***** Provided records

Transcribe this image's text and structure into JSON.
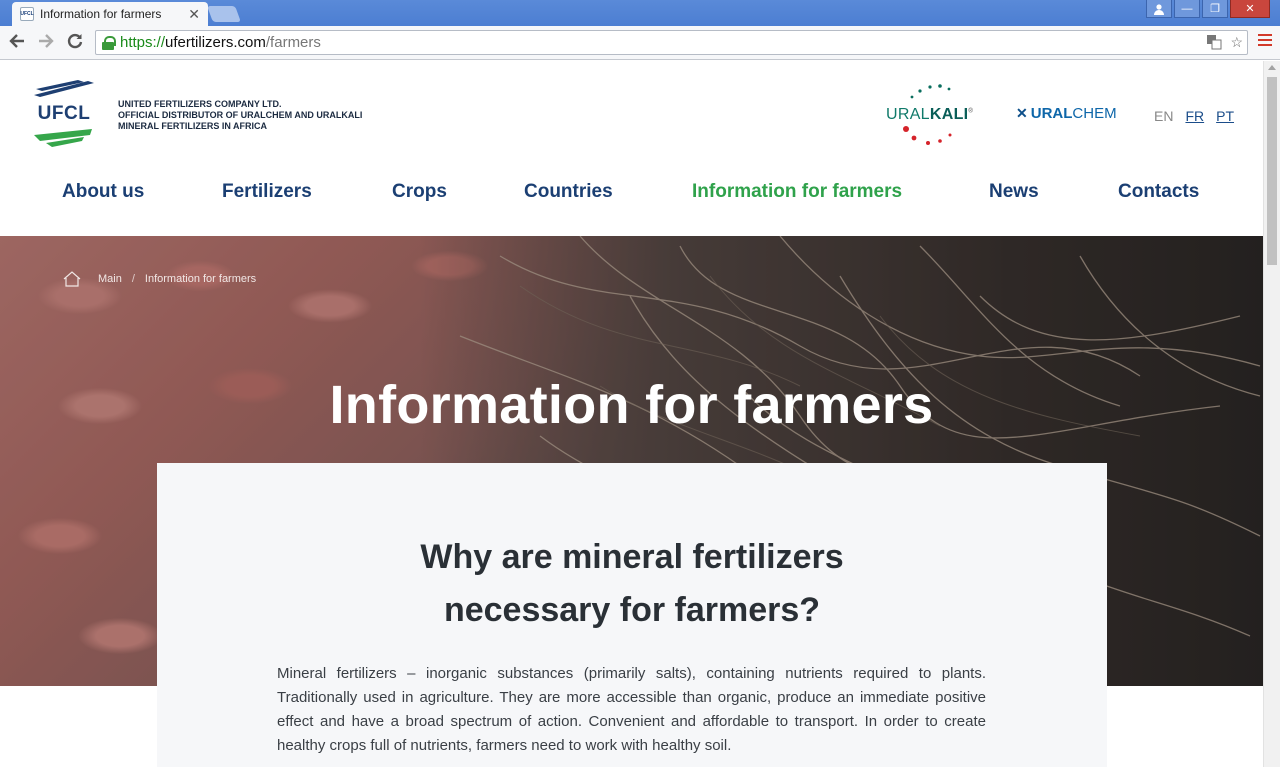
{
  "browser": {
    "tab_title": "Information for farmers",
    "favicon_text": "UFCL",
    "url_scheme": "https://",
    "url_host": "ufertilizers.com",
    "url_path": "/farmers"
  },
  "header": {
    "logo_text": "UFCL",
    "company_line1": "UNITED FERTILIZERS COMPANY LTD.",
    "company_line2": "OFFICIAL DISTRIBUTOR OF URALCHEM AND URALKALI",
    "company_line3": "MINERAL FERTILIZERS IN AFRICA",
    "uralkali_light": "URAL",
    "uralkali_bold": "KALI",
    "uralkali_reg": "®",
    "uralchem_mark": "✕",
    "uralchem_light": "URAL",
    "uralchem_bold": "CHEM"
  },
  "languages": {
    "current": "EN",
    "links": [
      "FR",
      "PT"
    ]
  },
  "nav": {
    "items": [
      "About us",
      "Fertilizers",
      "Crops",
      "Countries",
      "Information for farmers",
      "News",
      "Contacts"
    ],
    "active": "Information for farmers"
  },
  "breadcrumb": {
    "items": [
      "Main",
      "Information for farmers"
    ],
    "separator": "/"
  },
  "hero": {
    "title": "Information for farmers"
  },
  "article": {
    "title_line1": "Why are mineral fertilizers",
    "title_line2": "necessary for farmers?",
    "body": "Mineral fertilizers – inorganic substances (primarily salts), containing nutrients required to plants. Traditionally used in agriculture. They are more accessible than organic, produce an immediate positive effect and have a broad spectrum of action. Convenient and affordable to transport. In order to create healthy crops full of nutrients, farmers need to work with healthy soil."
  },
  "colors": {
    "nav_default": "#1b3f73",
    "nav_active": "#2fa24b",
    "chrome_blue": "#4c7ed2"
  }
}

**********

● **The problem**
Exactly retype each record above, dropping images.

● **Answer to this problem**
Transcribe this image's text and structure into JSON.
{
  "browser": {
    "tab_title": "Information for farmers",
    "favicon_text": "UFCL",
    "url_scheme": "https://",
    "url_host": "ufertilizers.com",
    "url_path": "/farmers"
  },
  "header": {
    "logo_text": "UFCL",
    "company_line1": "UNITED FERTILIZERS COMPANY LTD.",
    "company_line2": "OFFICIAL DISTRIBUTOR OF URALCHEM AND URALKALI",
    "company_line3": "MINERAL FERTILIZERS IN AFRICA",
    "uralkali_light": "URAL",
    "uralkali_bold": "KALI",
    "uralkali_reg": "®",
    "uralchem_mark": "✕",
    "uralchem_light": "URAL",
    "uralchem_bold": "CHEM"
  },
  "languages": {
    "current": "EN",
    "links": [
      "FR",
      "PT"
    ]
  },
  "nav": {
    "items": [
      "About us",
      "Fertilizers",
      "Crops",
      "Countries",
      "Information for farmers",
      "News",
      "Contacts"
    ],
    "active": "Information for farmers"
  },
  "breadcrumb": {
    "items": [
      "Main",
      "Information for farmers"
    ],
    "separator": "/"
  },
  "hero": {
    "title": "Information for farmers"
  },
  "article": {
    "title_line1": "Why are mineral fertilizers",
    "title_line2": "necessary for farmers?",
    "body": "Mineral fertilizers – inorganic substances (primarily salts), containing nutrients required to plants. Traditionally used in agriculture. They are more accessible than organic, produce an immediate positive effect and have a broad spectrum of action. Convenient and affordable to transport. In order to create healthy crops full of nutrients, farmers need to work with healthy soil."
  },
  "colors": {
    "nav_default": "#1b3f73",
    "nav_active": "#2fa24b",
    "chrome_blue": "#4c7ed2"
  }
}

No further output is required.